BEGIN DATA

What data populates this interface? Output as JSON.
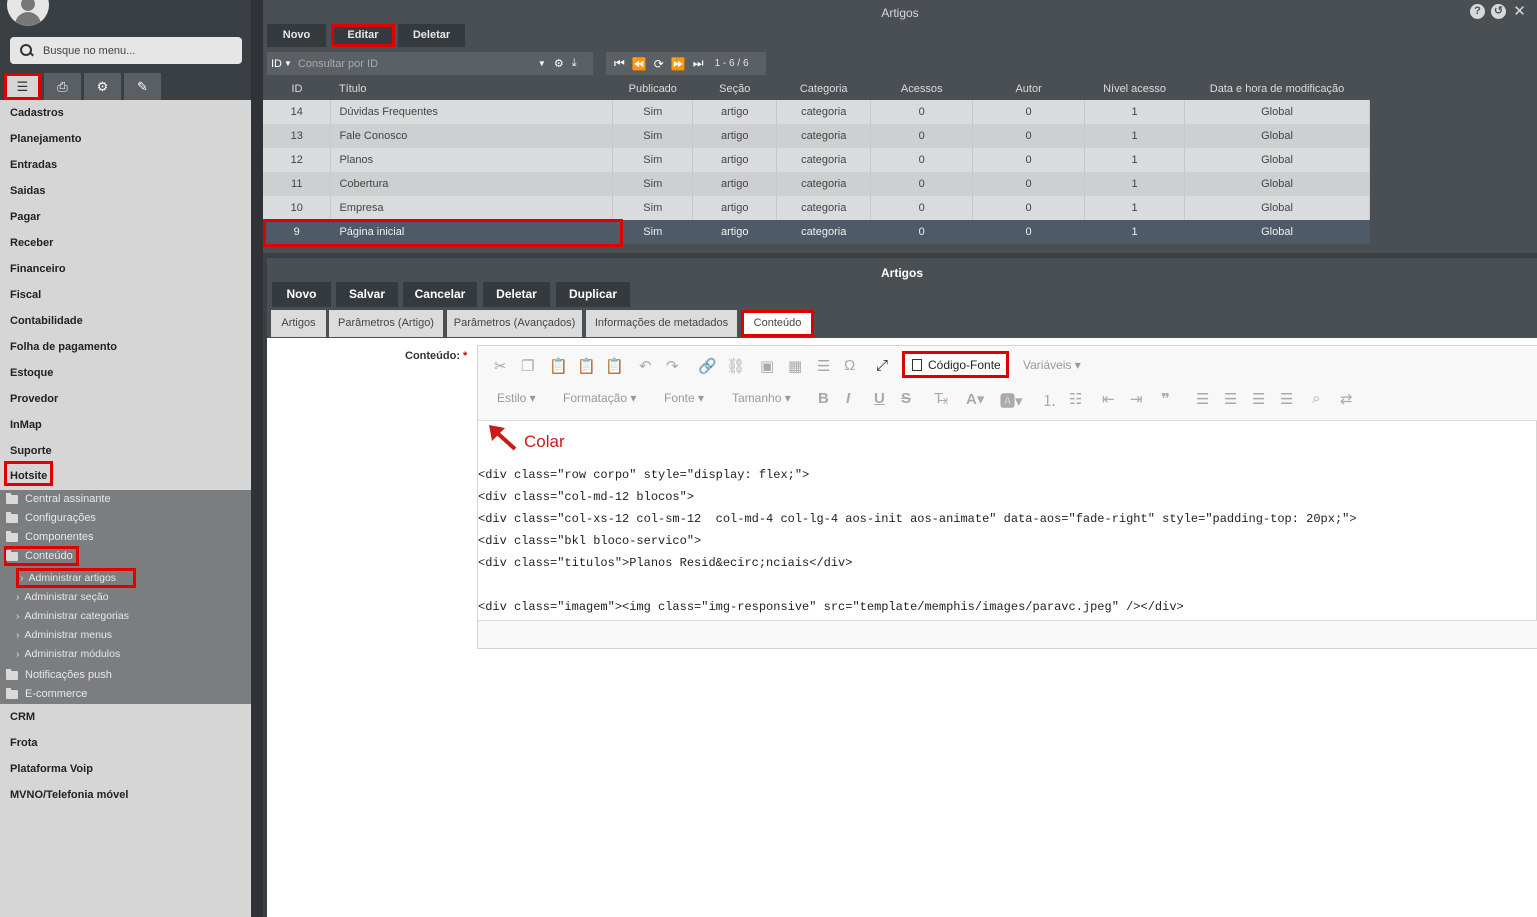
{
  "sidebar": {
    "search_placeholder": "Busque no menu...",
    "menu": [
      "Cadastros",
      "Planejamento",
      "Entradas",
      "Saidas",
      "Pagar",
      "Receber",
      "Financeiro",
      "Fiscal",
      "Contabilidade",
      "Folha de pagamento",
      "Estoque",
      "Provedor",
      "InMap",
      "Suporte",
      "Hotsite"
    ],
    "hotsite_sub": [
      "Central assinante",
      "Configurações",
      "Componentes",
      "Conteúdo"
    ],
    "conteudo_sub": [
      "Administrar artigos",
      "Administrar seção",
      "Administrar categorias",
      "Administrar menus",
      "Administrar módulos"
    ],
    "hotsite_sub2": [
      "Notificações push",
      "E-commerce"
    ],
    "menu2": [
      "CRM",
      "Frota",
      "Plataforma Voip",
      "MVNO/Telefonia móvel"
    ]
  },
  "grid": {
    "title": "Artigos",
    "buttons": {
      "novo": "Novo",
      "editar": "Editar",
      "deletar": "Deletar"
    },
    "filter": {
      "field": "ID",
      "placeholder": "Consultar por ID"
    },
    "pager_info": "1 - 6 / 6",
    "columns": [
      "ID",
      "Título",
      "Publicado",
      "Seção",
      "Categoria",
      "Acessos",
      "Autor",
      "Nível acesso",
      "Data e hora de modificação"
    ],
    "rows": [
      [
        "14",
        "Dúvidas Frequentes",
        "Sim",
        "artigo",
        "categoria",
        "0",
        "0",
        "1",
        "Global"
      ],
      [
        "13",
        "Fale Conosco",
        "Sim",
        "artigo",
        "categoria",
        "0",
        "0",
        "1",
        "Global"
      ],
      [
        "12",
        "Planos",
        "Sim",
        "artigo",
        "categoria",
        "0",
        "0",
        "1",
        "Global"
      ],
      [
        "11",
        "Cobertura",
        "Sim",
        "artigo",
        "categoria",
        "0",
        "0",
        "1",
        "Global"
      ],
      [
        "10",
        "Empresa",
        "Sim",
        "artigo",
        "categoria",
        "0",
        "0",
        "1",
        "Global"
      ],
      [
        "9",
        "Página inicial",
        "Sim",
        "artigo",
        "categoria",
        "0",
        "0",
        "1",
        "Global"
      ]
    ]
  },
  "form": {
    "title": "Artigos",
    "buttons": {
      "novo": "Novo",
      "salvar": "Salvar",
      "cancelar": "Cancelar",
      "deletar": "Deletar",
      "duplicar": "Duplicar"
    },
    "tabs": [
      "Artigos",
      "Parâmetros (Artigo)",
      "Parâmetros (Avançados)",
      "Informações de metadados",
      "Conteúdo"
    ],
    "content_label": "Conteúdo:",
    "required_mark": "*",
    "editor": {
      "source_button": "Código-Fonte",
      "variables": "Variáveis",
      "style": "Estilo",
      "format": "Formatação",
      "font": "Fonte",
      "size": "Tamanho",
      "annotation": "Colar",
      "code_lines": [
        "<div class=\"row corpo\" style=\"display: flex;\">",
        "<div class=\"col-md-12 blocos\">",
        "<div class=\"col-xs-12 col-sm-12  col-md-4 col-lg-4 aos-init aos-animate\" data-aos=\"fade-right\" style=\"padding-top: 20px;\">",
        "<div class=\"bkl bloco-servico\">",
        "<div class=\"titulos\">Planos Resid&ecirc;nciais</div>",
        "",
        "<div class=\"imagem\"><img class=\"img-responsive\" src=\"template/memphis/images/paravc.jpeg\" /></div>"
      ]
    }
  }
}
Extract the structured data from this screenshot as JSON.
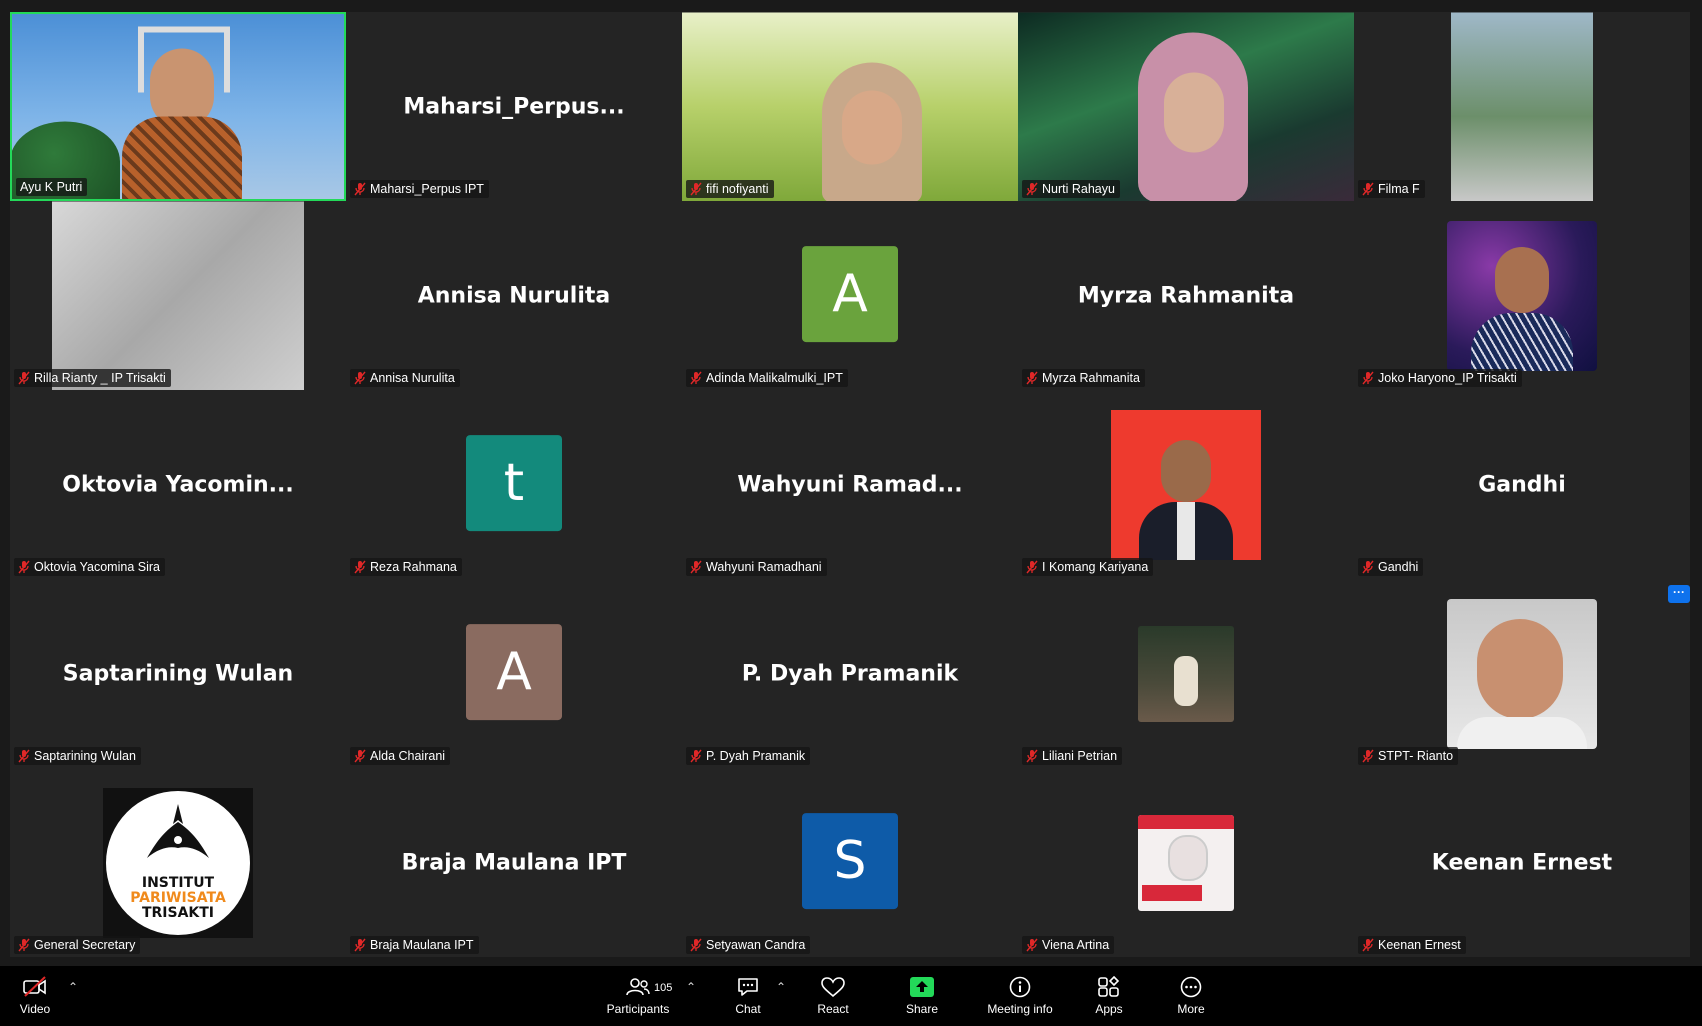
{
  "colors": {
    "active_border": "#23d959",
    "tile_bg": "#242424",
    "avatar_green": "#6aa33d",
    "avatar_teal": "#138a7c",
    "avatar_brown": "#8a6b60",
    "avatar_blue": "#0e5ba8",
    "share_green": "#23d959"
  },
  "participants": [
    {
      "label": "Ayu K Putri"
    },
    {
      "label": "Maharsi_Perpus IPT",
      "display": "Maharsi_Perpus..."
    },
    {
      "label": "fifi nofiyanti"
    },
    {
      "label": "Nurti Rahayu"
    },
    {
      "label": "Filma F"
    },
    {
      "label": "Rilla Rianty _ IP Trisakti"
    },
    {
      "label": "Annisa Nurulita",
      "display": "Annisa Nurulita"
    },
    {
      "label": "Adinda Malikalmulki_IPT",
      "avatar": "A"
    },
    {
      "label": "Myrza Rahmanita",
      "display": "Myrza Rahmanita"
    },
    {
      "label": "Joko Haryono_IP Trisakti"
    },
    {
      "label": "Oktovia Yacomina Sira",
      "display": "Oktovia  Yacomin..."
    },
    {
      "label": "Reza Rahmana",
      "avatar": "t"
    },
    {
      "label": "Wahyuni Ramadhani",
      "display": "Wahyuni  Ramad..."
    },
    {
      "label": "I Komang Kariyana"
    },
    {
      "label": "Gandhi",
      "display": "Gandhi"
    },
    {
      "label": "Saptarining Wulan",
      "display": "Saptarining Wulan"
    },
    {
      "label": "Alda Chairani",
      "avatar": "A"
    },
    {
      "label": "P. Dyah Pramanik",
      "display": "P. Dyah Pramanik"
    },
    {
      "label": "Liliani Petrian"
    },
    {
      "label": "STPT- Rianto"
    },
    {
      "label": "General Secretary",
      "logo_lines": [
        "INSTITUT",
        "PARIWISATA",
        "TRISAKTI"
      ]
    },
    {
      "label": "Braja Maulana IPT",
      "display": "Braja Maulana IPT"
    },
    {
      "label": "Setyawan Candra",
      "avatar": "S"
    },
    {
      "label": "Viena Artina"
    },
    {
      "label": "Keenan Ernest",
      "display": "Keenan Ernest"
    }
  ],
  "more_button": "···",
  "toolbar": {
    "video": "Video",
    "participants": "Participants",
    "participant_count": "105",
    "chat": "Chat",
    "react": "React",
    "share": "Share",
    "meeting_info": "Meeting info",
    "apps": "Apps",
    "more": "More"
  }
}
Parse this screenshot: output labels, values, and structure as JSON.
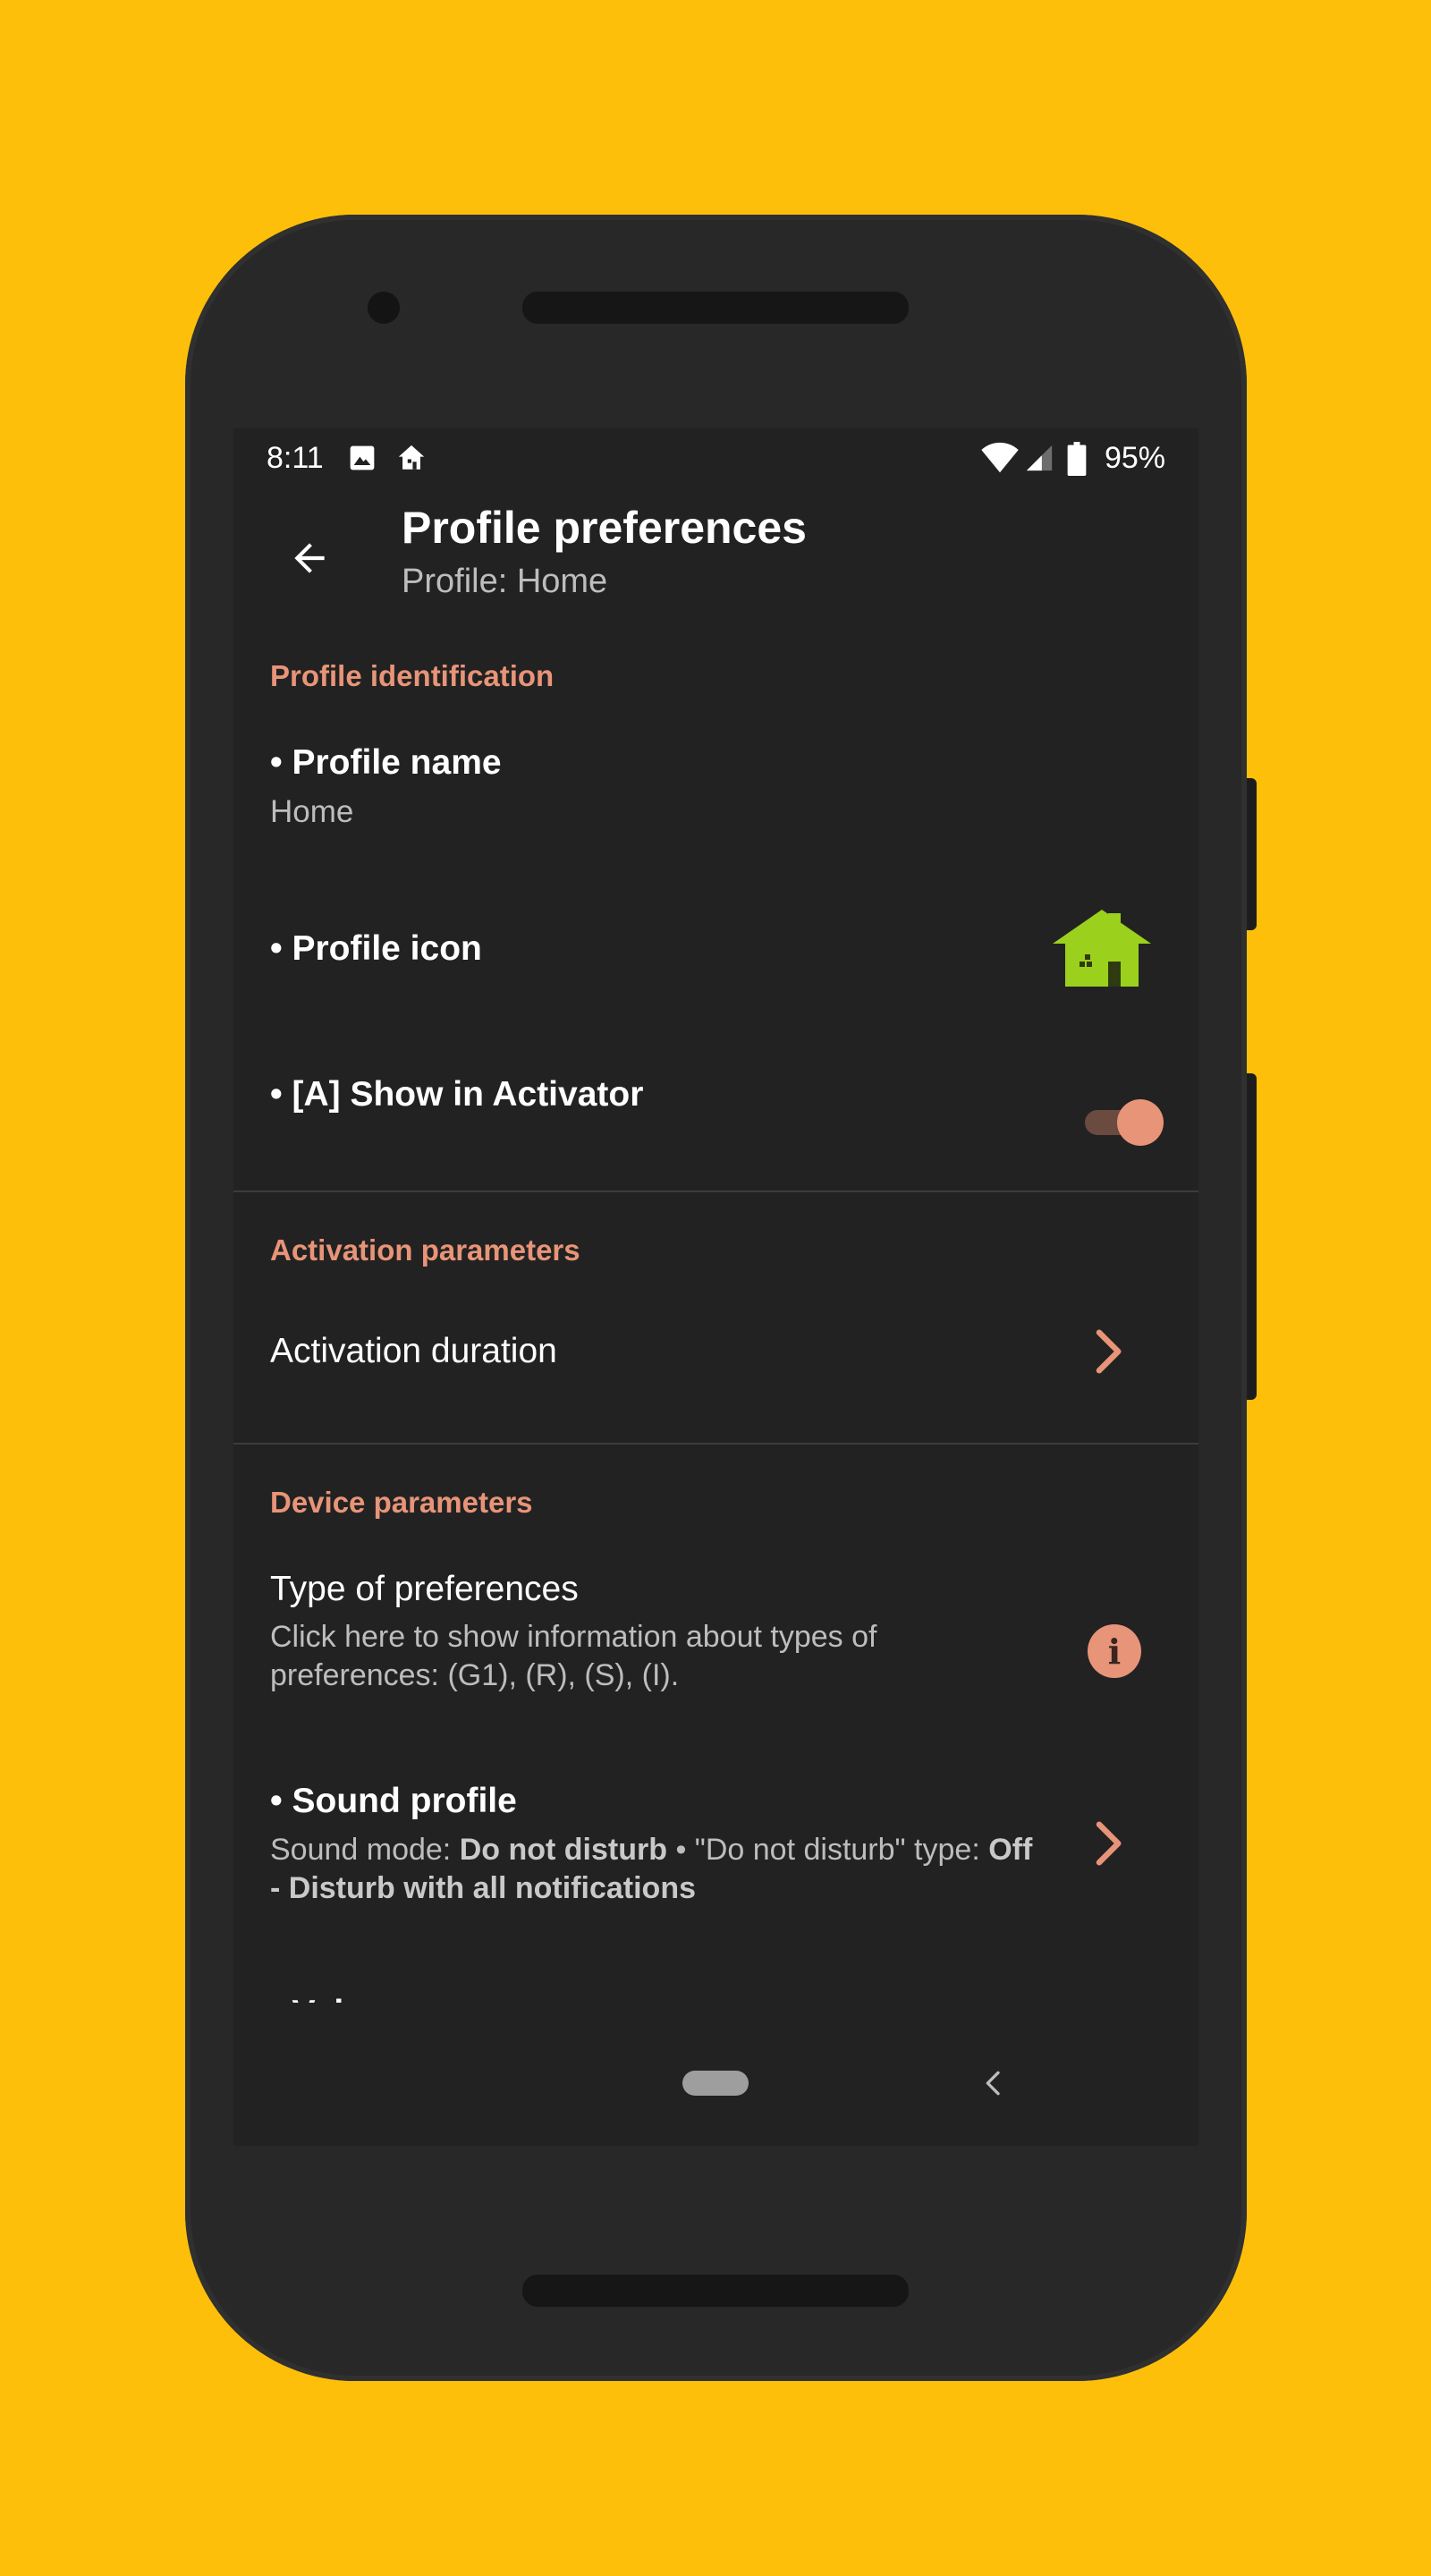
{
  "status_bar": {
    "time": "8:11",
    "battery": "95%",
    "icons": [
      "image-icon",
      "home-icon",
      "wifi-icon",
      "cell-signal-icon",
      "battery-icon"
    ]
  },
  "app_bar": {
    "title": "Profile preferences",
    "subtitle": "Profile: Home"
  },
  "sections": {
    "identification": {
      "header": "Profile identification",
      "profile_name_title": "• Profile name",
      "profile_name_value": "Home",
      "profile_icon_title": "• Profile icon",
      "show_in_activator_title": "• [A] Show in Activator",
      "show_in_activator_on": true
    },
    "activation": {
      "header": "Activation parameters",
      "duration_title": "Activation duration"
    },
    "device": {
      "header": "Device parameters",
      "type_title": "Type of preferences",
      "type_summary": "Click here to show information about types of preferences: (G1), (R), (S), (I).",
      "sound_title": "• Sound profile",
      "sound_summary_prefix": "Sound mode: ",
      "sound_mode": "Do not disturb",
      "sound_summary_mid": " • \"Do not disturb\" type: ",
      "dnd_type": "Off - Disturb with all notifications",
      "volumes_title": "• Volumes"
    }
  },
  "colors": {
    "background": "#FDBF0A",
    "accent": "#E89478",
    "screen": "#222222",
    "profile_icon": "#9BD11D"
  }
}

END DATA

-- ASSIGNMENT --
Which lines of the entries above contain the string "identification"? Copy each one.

-- REPLY TO THE EXERCISE --
    "identification": {
      "header": "Profile identification",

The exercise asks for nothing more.